Please take the time to read it and then go show some love!
Add a Comment:
 
:iconshadow-fox168:
Shadow-Fox168 Featured By Owner Oct 9, 2012
I think she has a lot reasons to be in the spotlight... kudos! I really appreciate her writing style! :)
Reply
:iconcarmalain7:
Carmalain7 Featured By Owner Oct 7, 2012
The craziest thing about ~a-secret-key to me is that, in spite of her success, she still remains a relatively secret writer in the Literary underground. That's both super cool and surprising at the same thyme. Regardless, her poems are more akin to mind-altering-substances than words; what a writer.
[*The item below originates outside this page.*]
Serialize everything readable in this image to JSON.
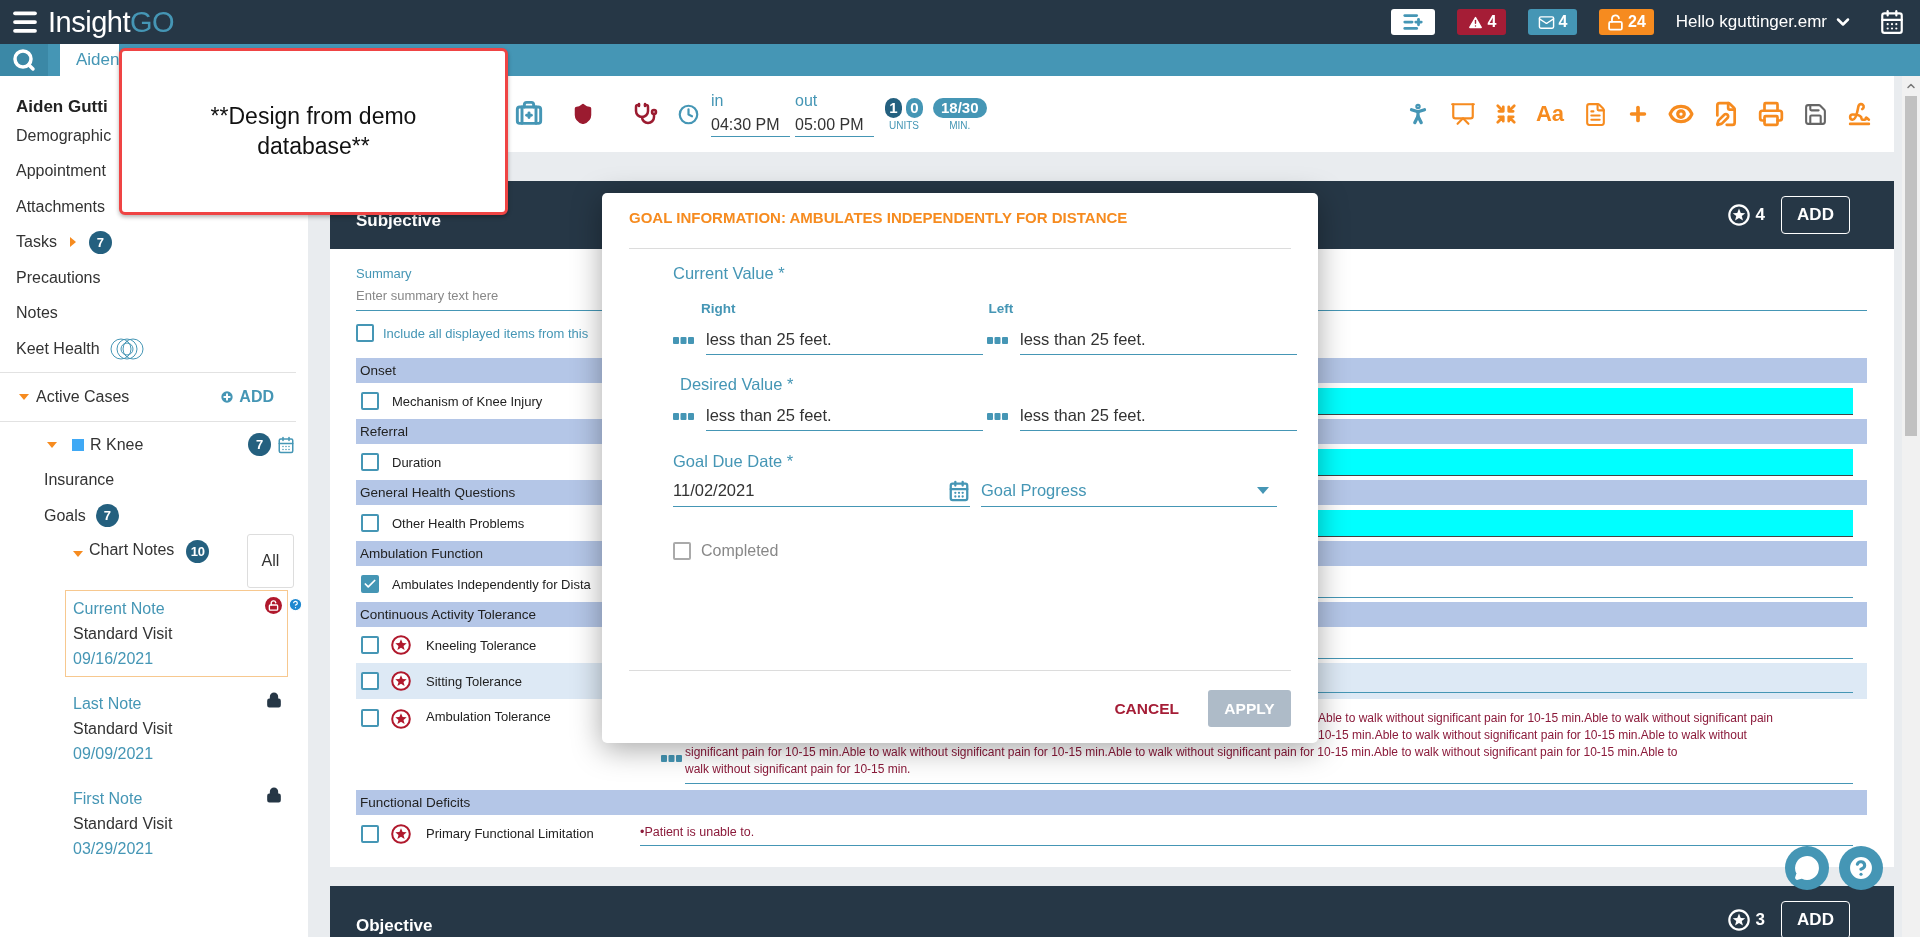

I love you =SilverInkblot; it's difficult to accurately impart how much i always look forward to reading these segments. So glad that you have found such a fantastic helper/collaborator in =DrippingWords as i'm unsure what my weekends would consist of without one of these to enlighten them with. Just thought you should know.
Reply
:iconsilverinkblot:
SilverInkblot Featured By Owner Oct 7, 2012  Hobbyist Writer
Doing these interviews every week was killing me. But I'm glad my suffering was the prelude to your weekly enlightenment :lol:
Reply
:iconcarmalain7:
Carmalain7 Featured By Owner Oct 8, 2012
So basically what you're telling me is that my enjoyment is directly correlated to your suffering... well this could get really awkward, really quickly.
:shifty:
Reply
:iconxlntwtch:
xlntwtch Featured By Owner Oct 6, 2012   Writer
Great interview, and I don't see any Stash "wonkyness." :thumbsup:
Reply
:iconsilverinkblot:
SilverInkblot Featured By Owner Oct 5, 2012  Hobbyist Writer
Formatting was wonky in Stash tonight :/ Apologies if anything looks odd.
Reply
Add a Comment: